The task >> Read the records and write them out again exactly.

Website and app data records >>
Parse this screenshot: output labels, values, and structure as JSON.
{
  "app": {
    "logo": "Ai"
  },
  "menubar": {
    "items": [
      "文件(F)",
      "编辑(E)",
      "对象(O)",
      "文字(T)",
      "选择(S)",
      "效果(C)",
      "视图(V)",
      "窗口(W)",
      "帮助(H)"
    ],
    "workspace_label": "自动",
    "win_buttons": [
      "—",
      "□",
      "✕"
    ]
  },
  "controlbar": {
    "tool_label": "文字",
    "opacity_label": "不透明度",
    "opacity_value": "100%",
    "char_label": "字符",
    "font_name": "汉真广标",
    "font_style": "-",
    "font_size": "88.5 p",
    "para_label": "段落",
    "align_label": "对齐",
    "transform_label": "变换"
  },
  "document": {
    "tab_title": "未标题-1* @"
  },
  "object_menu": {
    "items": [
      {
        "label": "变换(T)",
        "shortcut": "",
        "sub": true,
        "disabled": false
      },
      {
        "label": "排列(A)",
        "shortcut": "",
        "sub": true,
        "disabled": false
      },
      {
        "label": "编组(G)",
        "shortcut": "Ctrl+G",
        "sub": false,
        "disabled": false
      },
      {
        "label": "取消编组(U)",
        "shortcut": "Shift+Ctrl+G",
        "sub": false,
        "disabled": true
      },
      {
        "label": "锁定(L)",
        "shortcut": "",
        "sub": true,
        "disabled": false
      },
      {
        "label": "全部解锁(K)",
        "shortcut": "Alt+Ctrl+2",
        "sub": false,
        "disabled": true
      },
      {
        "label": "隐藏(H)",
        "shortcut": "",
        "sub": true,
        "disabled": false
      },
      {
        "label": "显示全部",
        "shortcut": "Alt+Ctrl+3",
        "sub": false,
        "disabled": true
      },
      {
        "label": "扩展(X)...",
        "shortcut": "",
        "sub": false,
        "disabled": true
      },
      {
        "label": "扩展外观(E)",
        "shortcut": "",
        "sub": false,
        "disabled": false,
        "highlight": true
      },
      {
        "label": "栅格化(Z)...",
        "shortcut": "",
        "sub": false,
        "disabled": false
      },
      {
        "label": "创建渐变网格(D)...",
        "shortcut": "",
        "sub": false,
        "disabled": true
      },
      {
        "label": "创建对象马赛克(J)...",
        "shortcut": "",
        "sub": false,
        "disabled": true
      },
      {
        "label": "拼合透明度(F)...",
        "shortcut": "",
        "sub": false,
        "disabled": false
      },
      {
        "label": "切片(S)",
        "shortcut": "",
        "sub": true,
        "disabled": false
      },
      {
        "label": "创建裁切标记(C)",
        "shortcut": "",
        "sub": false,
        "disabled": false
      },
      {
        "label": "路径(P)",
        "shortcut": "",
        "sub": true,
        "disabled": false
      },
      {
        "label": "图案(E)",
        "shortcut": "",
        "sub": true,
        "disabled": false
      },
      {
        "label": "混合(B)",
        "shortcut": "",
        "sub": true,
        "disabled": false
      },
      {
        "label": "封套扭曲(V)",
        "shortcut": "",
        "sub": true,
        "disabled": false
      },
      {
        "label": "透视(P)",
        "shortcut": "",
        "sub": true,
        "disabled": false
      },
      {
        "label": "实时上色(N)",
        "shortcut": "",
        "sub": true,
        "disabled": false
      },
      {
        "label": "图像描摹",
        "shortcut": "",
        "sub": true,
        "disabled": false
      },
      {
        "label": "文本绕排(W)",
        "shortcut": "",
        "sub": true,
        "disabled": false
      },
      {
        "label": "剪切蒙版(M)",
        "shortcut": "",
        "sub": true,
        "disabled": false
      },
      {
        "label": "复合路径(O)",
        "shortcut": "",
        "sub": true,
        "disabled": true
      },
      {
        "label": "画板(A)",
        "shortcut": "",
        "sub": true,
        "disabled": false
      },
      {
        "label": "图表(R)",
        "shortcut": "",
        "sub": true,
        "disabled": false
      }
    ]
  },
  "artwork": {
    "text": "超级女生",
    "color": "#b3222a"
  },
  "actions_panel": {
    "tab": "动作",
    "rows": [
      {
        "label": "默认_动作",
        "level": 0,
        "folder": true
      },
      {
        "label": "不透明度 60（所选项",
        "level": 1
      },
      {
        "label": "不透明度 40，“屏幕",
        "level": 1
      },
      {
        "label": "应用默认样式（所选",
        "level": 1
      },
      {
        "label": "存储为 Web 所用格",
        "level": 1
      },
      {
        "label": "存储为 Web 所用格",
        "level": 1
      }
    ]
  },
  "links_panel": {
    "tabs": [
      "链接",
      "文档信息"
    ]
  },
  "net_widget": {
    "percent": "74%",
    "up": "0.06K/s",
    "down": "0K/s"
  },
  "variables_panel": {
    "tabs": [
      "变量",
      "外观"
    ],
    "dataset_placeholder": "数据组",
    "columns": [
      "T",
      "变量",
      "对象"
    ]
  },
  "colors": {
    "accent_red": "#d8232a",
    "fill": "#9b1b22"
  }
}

Result of this exercise >>
Parse this screenshot: output labels, values, and structure as JSON.
{
  "app": {
    "logo": "Ai"
  },
  "menubar": {
    "items": [
      "文件(F)",
      "编辑(E)",
      "对象(O)",
      "文字(T)",
      "选择(S)",
      "效果(C)",
      "视图(V)",
      "窗口(W)",
      "帮助(H)"
    ],
    "workspace_label": "自动",
    "win_buttons": [
      "—",
      "□",
      "✕"
    ]
  },
  "controlbar": {
    "tool_label": "文字",
    "opacity_label": "不透明度",
    "opacity_value": "100%",
    "char_label": "字符",
    "font_name": "汉真广标",
    "font_style": "-",
    "font_size": "88.5 p",
    "para_label": "段落",
    "align_label": "对齐",
    "transform_label": "变换"
  },
  "document": {
    "tab_title": "未标题-1* @"
  },
  "object_menu": {
    "items": [
      {
        "label": "变换(T)",
        "shortcut": "",
        "sub": true,
        "disabled": false
      },
      {
        "label": "排列(A)",
        "shortcut": "",
        "sub": true,
        "disabled": false
      },
      {
        "label": "编组(G)",
        "shortcut": "Ctrl+G",
        "sub": false,
        "disabled": false
      },
      {
        "label": "取消编组(U)",
        "shortcut": "Shift+Ctrl+G",
        "sub": false,
        "disabled": true
      },
      {
        "label": "锁定(L)",
        "shortcut": "",
        "sub": true,
        "disabled": false
      },
      {
        "label": "全部解锁(K)",
        "shortcut": "Alt+Ctrl+2",
        "sub": false,
        "disabled": true
      },
      {
        "label": "隐藏(H)",
        "shortcut": "",
        "sub": true,
        "disabled": false
      },
      {
        "label": "显示全部",
        "shortcut": "Alt+Ctrl+3",
        "sub": false,
        "disabled": true
      },
      {
        "label": "扩展(X)...",
        "shortcut": "",
        "sub": false,
        "disabled": true
      },
      {
        "label": "扩展外观(E)",
        "shortcut": "",
        "sub": false,
        "disabled": false,
        "highlight": true
      },
      {
        "label": "栅格化(Z)...",
        "shortcut": "",
        "sub": false,
        "disabled": false
      },
      {
        "label": "创建渐变网格(D)...",
        "shortcut": "",
        "sub": false,
        "disabled": true
      },
      {
        "label": "创建对象马赛克(J)...",
        "shortcut": "",
        "sub": false,
        "disabled": true
      },
      {
        "label": "拼合透明度(F)...",
        "shortcut": "",
        "sub": false,
        "disabled": false
      },
      {
        "label": "切片(S)",
        "shortcut": "",
        "sub": true,
        "disabled": false
      },
      {
        "label": "创建裁切标记(C)",
        "shortcut": "",
        "sub": false,
        "disabled": false
      },
      {
        "label": "路径(P)",
        "shortcut": "",
        "sub": true,
        "disabled": false
      },
      {
        "label": "图案(E)",
        "shortcut": "",
        "sub": true,
        "disabled": false
      },
      {
        "label": "混合(B)",
        "shortcut": "",
        "sub": true,
        "disabled": false
      },
      {
        "label": "封套扭曲(V)",
        "shortcut": "",
        "sub": true,
        "disabled": false
      },
      {
        "label": "透视(P)",
        "shortcut": "",
        "sub": true,
        "disabled": false
      },
      {
        "label": "实时上色(N)",
        "shortcut": "",
        "sub": true,
        "disabled": false
      },
      {
        "label": "图像描摹",
        "shortcut": "",
        "sub": true,
        "disabled": false
      },
      {
        "label": "文本绕排(W)",
        "shortcut": "",
        "sub": true,
        "disabled": false
      },
      {
        "label": "剪切蒙版(M)",
        "shortcut": "",
        "sub": true,
        "disabled": false
      },
      {
        "label": "复合路径(O)",
        "shortcut": "",
        "sub": true,
        "disabled": true
      },
      {
        "label": "画板(A)",
        "shortcut": "",
        "sub": true,
        "disabled": false
      },
      {
        "label": "图表(R)",
        "shortcut": "",
        "sub": true,
        "disabled": false
      }
    ]
  },
  "artwork": {
    "text": "超级女生",
    "color": "#b3222a"
  },
  "actions_panel": {
    "tab": "动作",
    "rows": [
      {
        "label": "默认_动作",
        "level": 0,
        "folder": true
      },
      {
        "label": "不透明度 60（所选项",
        "level": 1
      },
      {
        "label": "不透明度 40，“屏幕",
        "level": 1
      },
      {
        "label": "应用默认样式（所选",
        "level": 1
      },
      {
        "label": "存储为 Web 所用格",
        "level": 1
      },
      {
        "label": "存储为 Web 所用格",
        "level": 1
      }
    ]
  },
  "links_panel": {
    "tabs": [
      "链接",
      "文档信息"
    ]
  },
  "net_widget": {
    "percent": "74%",
    "up": "0.06K/s",
    "down": "0K/s"
  },
  "variables_panel": {
    "tabs": [
      "变量",
      "外观"
    ],
    "dataset_placeholder": "数据组",
    "columns": [
      "T",
      "变量",
      "对象"
    ]
  },
  "colors": {
    "accent_red": "#d8232a",
    "fill": "#9b1b22"
  }
}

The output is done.